4. Pick your platform
Now you must pick the platform you want to publish your work on. There are a few. Amazon is usually the one that everyone likes these days but do your research. Depending on the subject, your book may do better on Barns and Novel or IngramSpark. Just make do your research, and ask other authors for their opinions.
5. Formatting and uploading
The platform will dictate your formatting. You will need to format and then upload your work. It is a process, and you have to be careful nothing happens unintended to your work when you make the changes.
You will have to set a price for your book. Again you have to do your research.
Marketing is critical to sales, of course. Does it matter if you write a book and no one reads it? So you will have to do your marketing to your book out there. It would be best if you had a target audience. I talk about marketing your book in other articles, so I’ll stay brief here, but there are all kinds of marketing, social, real world, and newspaper; it’s complete and takes a lot of work. You will need to do research and a lot of leg work.
7. Sales goals
You will have to put your business hat on here. If you have someone in your life to help with this, great. If not, it is more research. You will need to set targets and goals for selling your book. It’s not easy to do for someone with no sales experience, but with research, anything is possible.
There is a comprehensive neverending list of the thankless jobs of self-publishing a book. It is much more complicated than it looks when you first approach it, but please consider these things first. Many authors leap before they look, then play a game of correction and catch up the whole time.

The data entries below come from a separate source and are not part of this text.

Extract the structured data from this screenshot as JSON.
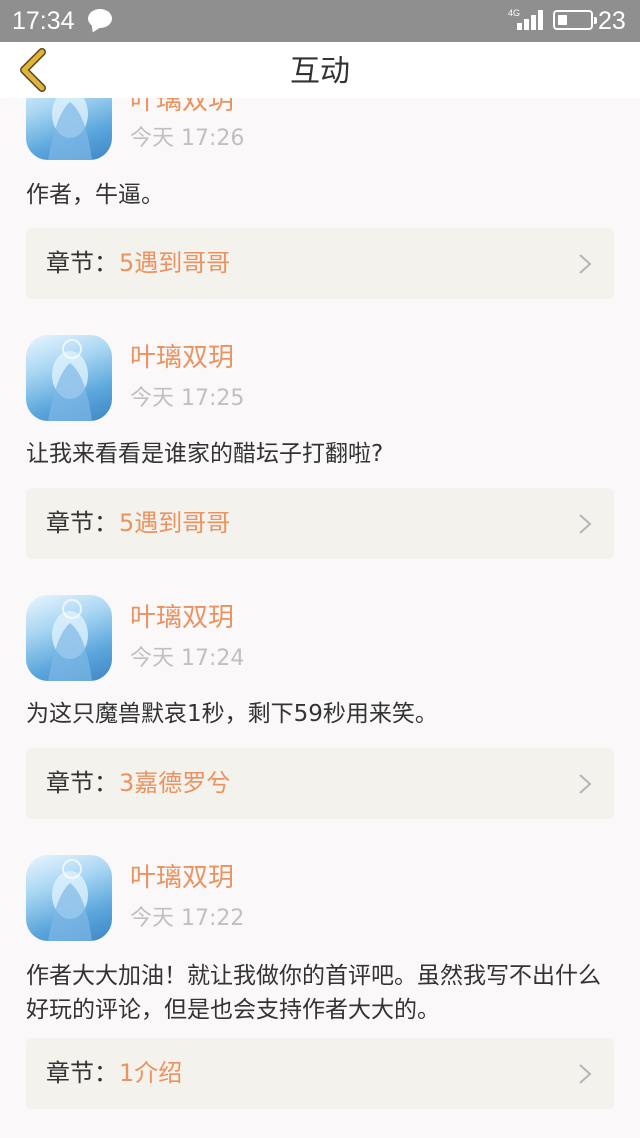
{
  "status_bar": {
    "time": "17:34",
    "network": "4G",
    "battery_level": "23",
    "icons": [
      "chat-bubble-icon",
      "signal-icon",
      "battery-icon"
    ]
  },
  "header": {
    "title": "互动",
    "back_icon": "chevron-left-icon"
  },
  "colors": {
    "accent": "#eb9360",
    "back_icon": "#e1b33a",
    "card_bg": "#f3f2ec",
    "timestamp": "#c0c0c0",
    "status_bar": "#8f8f8f"
  },
  "comments": [
    {
      "username": "叶璃双玥",
      "time": "今天 17:26",
      "text": "作者，牛逼。",
      "chapter_label": "章节：",
      "chapter": "5遇到哥哥"
    },
    {
      "username": "叶璃双玥",
      "time": "今天 17:25",
      "text": "让我来看看是谁家的醋坛子打翻啦?",
      "chapter_label": "章节：",
      "chapter": "5遇到哥哥"
    },
    {
      "username": "叶璃双玥",
      "time": "今天 17:24",
      "text": "为这只魔兽默哀1秒，剩下59秒用来笑。",
      "chapter_label": "章节：",
      "chapter": "3嘉德罗兮"
    },
    {
      "username": "叶璃双玥",
      "time": "今天 17:22",
      "text": "作者大大加油！就让我做你的首评吧。虽然我写不出什么好玩的评论，但是也会支持作者大大的。",
      "chapter_label": "章节：",
      "chapter": "1介绍"
    }
  ]
}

Right now, you might tell yourself you don’t care about people reading your book; you want it in print. It’s a trap. Each step here is a necessity you will come to if you self-publish your book. The list above isn’t suggestions. They are what will happen as you go along. Each step will demand more and more from you. If you do these things first, you’ll retain the freshness of your work. You don’t want to set a target audience four months after the book comes out. You don’t want to set target sales goals a year too late. At first, you might only care about being in print, but then you’ll want people to read it, then you’ll want to make money for your hard work, and so on. These things are the natural steps in this process. Plan them out first.
All those steps above are what great publishers used to do for authors, and small book publishers still do many of them for the author; that’s why shopping your book to agents first is still worth the effort.
All this being said, the hard work, the fact that traditional publishers do a lot for you, and all of that, self-publishing is still a good option if you can’t get your book out there other ways. Many people took the self-publishing route and ended up making it. Sometimes lightning strikes and your dreams turn out, but every single author who has ever been successful at self-publishing was savvy about this process.
Note on this article
I wrote an article on this about 15 years ago. This article is an “update” of that article, but it is a complete rewrite. Things have changed so much since that time almost nothing in that article applies today.